====== GIVEN INFORMATION
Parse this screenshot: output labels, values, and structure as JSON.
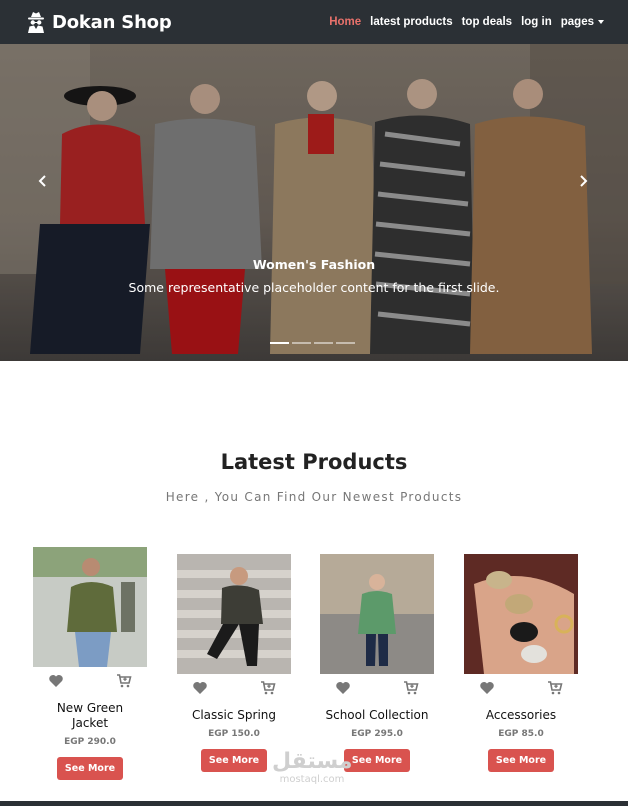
{
  "navbar": {
    "brand": "Dokan Shop",
    "brand_icon": "spy-icon",
    "links": [
      {
        "label": "Home",
        "active": true
      },
      {
        "label": "latest products",
        "active": false
      },
      {
        "label": "top deals",
        "active": false
      },
      {
        "label": "log in",
        "active": false
      },
      {
        "label": "pages",
        "active": false,
        "dropdown": true
      }
    ]
  },
  "carousel": {
    "caption_title": "Women's Fashion",
    "caption_text": "Some representative placeholder content for the first slide.",
    "slide_count": 4,
    "active_slide": 1
  },
  "latest": {
    "title": "Latest Products",
    "subtitle": "Here , You Can Find Our Newest Products"
  },
  "products": [
    {
      "name": "New Green Jacket",
      "price": "EGP 290.0",
      "button": "See More"
    },
    {
      "name": "Classic Spring",
      "price": "EGP 150.0",
      "button": "See More"
    },
    {
      "name": "School Collection",
      "price": "EGP 295.0",
      "button": "See More"
    },
    {
      "name": "Accessories",
      "price": "EGP 85.0",
      "button": "See More"
    }
  ],
  "watermark": {
    "arabic": "مستقل",
    "latin": "mostaql.com"
  },
  "colors": {
    "navbar": "#2b3035",
    "accent": "#e8716b",
    "button": "#d9534f"
  }
}
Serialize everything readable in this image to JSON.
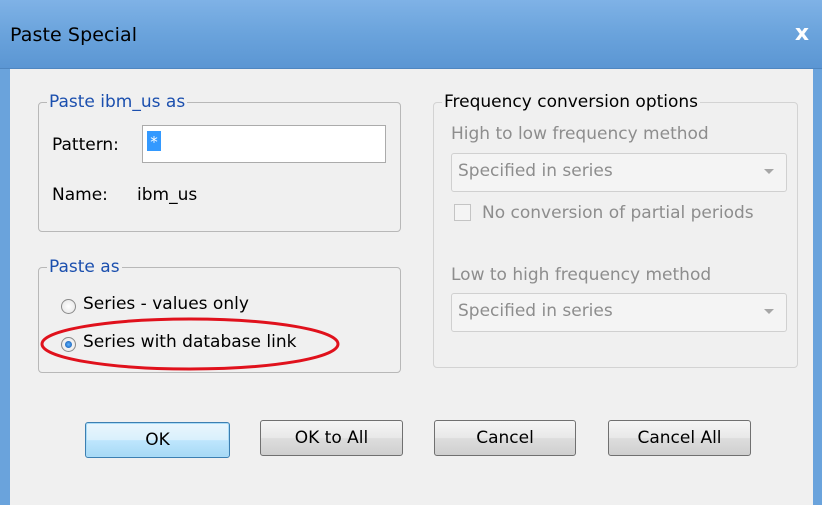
{
  "window": {
    "title": "Paste Special",
    "close_glyph": "x"
  },
  "paste_ibm_group": {
    "legend": "Paste ibm_us as",
    "pattern_label": "Pattern:",
    "pattern_value": "*",
    "name_label": "Name:",
    "name_value": "ibm_us"
  },
  "paste_as_group": {
    "legend": "Paste as",
    "options": [
      {
        "label": "Series - values only",
        "checked": false
      },
      {
        "label": "Series with database link",
        "checked": true
      }
    ],
    "highlight_color": "#e0111c"
  },
  "frequency_group": {
    "legend": "Frequency conversion options",
    "high_to_low_label": "High to low frequency method",
    "high_to_low_value": "Specified in series",
    "no_conversion_label": "No conversion of partial periods",
    "no_conversion_checked": false,
    "low_to_high_label": "Low to high frequency method",
    "low_to_high_value": "Specified in series"
  },
  "buttons": {
    "ok": "OK",
    "ok_all": "OK to All",
    "cancel": "Cancel",
    "cancel_all": "Cancel All"
  },
  "colors": {
    "title_bar": "#6aa3dc",
    "legend_blue": "#1b4fae",
    "selection": "#3399ff"
  }
}
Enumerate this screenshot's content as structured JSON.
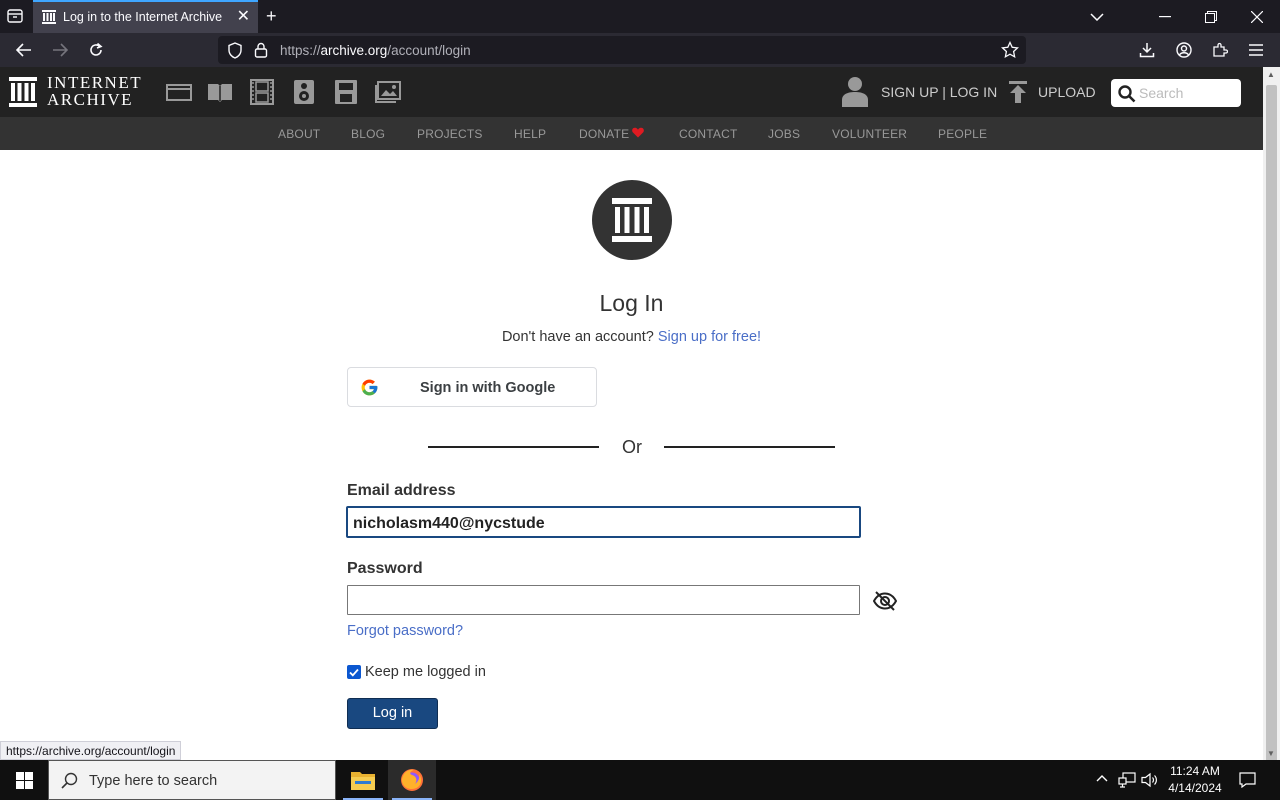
{
  "browser": {
    "tab_title": "Log in to the Internet Archive",
    "url_prefix": "https://",
    "url_host": "archive.org",
    "url_path": "/account/login"
  },
  "ia_header": {
    "logo_line1": "INTERNET",
    "logo_line2": "ARCHIVE",
    "account_links": "SIGN UP | LOG IN",
    "upload_label": "UPLOAD",
    "search_placeholder": "Search",
    "media_icons": [
      "web-icon",
      "texts-icon",
      "video-icon",
      "audio-icon",
      "software-icon",
      "images-icon"
    ]
  },
  "ia_nav": {
    "items": [
      "ABOUT",
      "BLOG",
      "PROJECTS",
      "HELP",
      "DONATE",
      "CONTACT",
      "JOBS",
      "VOLUNTEER",
      "PEOPLE"
    ],
    "donate_heart_color": "#e01b22"
  },
  "login": {
    "heading": "Log In",
    "no_account_text": "Don't have an account?",
    "signup_link": "Sign up for free!",
    "google_button": "Sign in with Google",
    "or_text": "Or",
    "email_label": "Email address",
    "email_value": "nicholasm440@nycstude",
    "password_label": "Password",
    "password_value": "",
    "forgot_link": "Forgot password?",
    "keep_logged_in_label": "Keep me logged in",
    "keep_logged_in_checked": true,
    "login_button": "Log in"
  },
  "status_bar": {
    "link_preview": "https://archive.org/account/login"
  },
  "taskbar": {
    "search_placeholder": "Type here to search",
    "time": "11:24 AM",
    "date": "4/14/2024"
  },
  "colors": {
    "primary_button": "#194880",
    "link": "#4a6ec7",
    "header_bg": "#222222",
    "nav_bg": "#333333"
  }
}
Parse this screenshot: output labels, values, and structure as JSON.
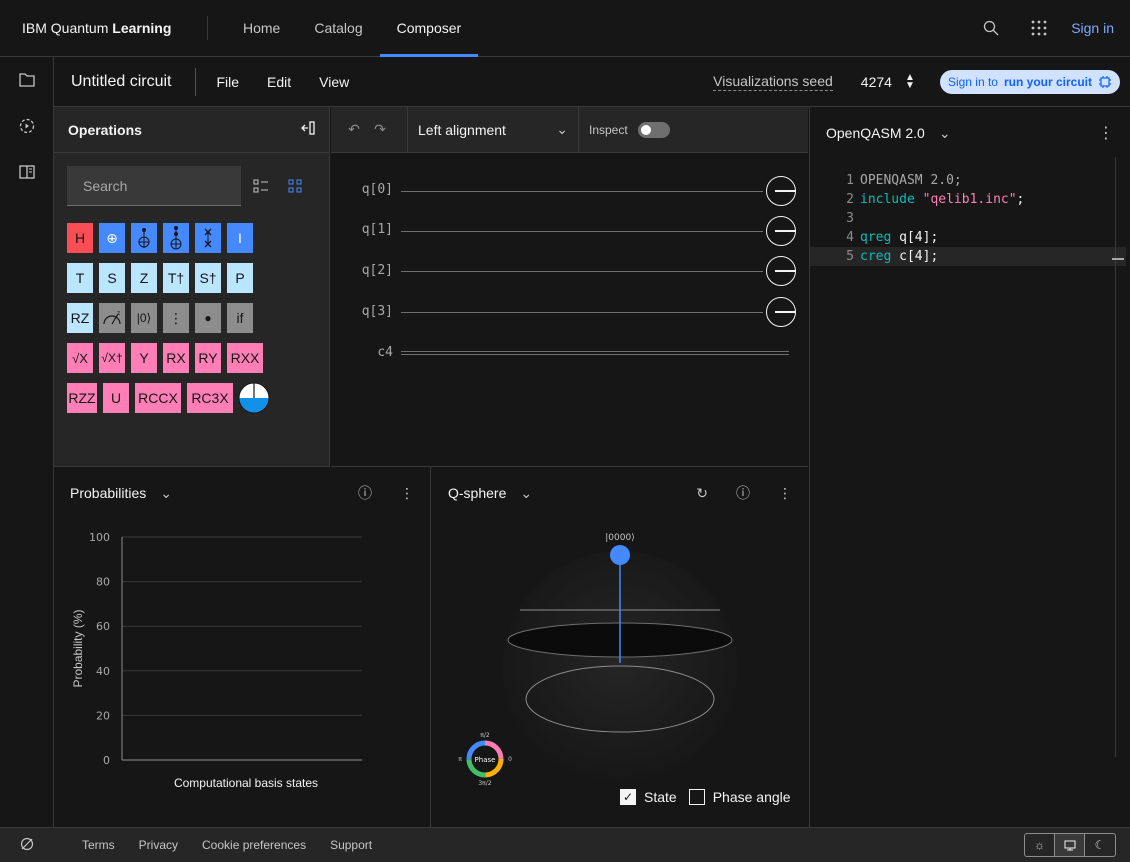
{
  "nav": {
    "brand_prefix": "IBM Quantum",
    "brand_bold": "Learning",
    "links": [
      "Home",
      "Catalog",
      "Composer"
    ],
    "active": "Composer",
    "signin": "Sign in"
  },
  "toolbar": {
    "title": "Untitled circuit",
    "menus": [
      "File",
      "Edit",
      "View"
    ],
    "vis_seed_label": "Visualizations seed",
    "seed_value": "4274",
    "run_prefix": "Sign in to",
    "run_bold": "run your circuit"
  },
  "operations": {
    "title": "Operations",
    "search_placeholder": "Search",
    "gates": [
      [
        "H",
        "⊕",
        "",
        "",
        "",
        "I"
      ],
      [
        "T",
        "S",
        "Z",
        "T†",
        "S†",
        "P"
      ],
      [
        "RZ",
        "",
        "|0⟩",
        "⋮",
        "●",
        "if"
      ],
      [
        "√X",
        "√X†",
        "Y",
        "RX",
        "RY",
        "RXX"
      ],
      [
        "RZZ",
        "U",
        "RCCX",
        "RC3X",
        ""
      ]
    ]
  },
  "canvas": {
    "alignment": "Left alignment",
    "inspect": "Inspect",
    "qubits": [
      "q[0]",
      "q[1]",
      "q[2]",
      "q[3]"
    ],
    "classical": "c4"
  },
  "code": {
    "language": "OpenQASM 2.0",
    "lines": [
      {
        "n": "1",
        "parts": [
          {
            "t": "OPENQASM 2.0;",
            "c": "dim"
          }
        ]
      },
      {
        "n": "2",
        "parts": [
          {
            "t": "include ",
            "c": "kw"
          },
          {
            "t": "\"qelib1.inc\"",
            "c": "str"
          },
          {
            "t": ";",
            "c": ""
          }
        ]
      },
      {
        "n": "3",
        "parts": []
      },
      {
        "n": "4",
        "parts": [
          {
            "t": "qreg ",
            "c": "kw"
          },
          {
            "t": "q[4];",
            "c": ""
          }
        ]
      },
      {
        "n": "5",
        "parts": [
          {
            "t": "creg ",
            "c": "kw"
          },
          {
            "t": "c[4];",
            "c": ""
          }
        ]
      }
    ]
  },
  "probabilities": {
    "title": "Probabilities",
    "chart_data": {
      "type": "bar",
      "title": "",
      "xlabel": "Computational basis states",
      "ylabel": "Probability (%)",
      "ylim": [
        0,
        100
      ],
      "yticks": [
        0,
        20,
        40,
        60,
        80,
        100
      ],
      "categories": [],
      "values": []
    }
  },
  "qsphere": {
    "title": "Q-sphere",
    "state_label": "|0000⟩",
    "phase": {
      "center": "Phase",
      "top": "π/2",
      "left": "π",
      "right": "0",
      "bottom": "3π/2"
    },
    "checkbox_state": "State",
    "checkbox_phase": "Phase angle",
    "state_checked": true,
    "phase_checked": false
  },
  "footer": {
    "links": [
      "Terms",
      "Privacy",
      "Cookie preferences",
      "Support"
    ]
  },
  "colors": {
    "accent": "#4589ff",
    "gate_red": "#fa4d56",
    "gate_blue": "#4589ff",
    "gate_light": "#bae6ff",
    "gate_gray": "#8d8d8d",
    "gate_pink": "#ff7eb6"
  }
}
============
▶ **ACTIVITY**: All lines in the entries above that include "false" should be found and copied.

▶ **RESPONSE FOR THIS EXERCISE**:
        "active": false
        "active": false
        "active": false
        "active": false,
        "checked": false
    "no_conversion_checked": false,
    "phase_checked": false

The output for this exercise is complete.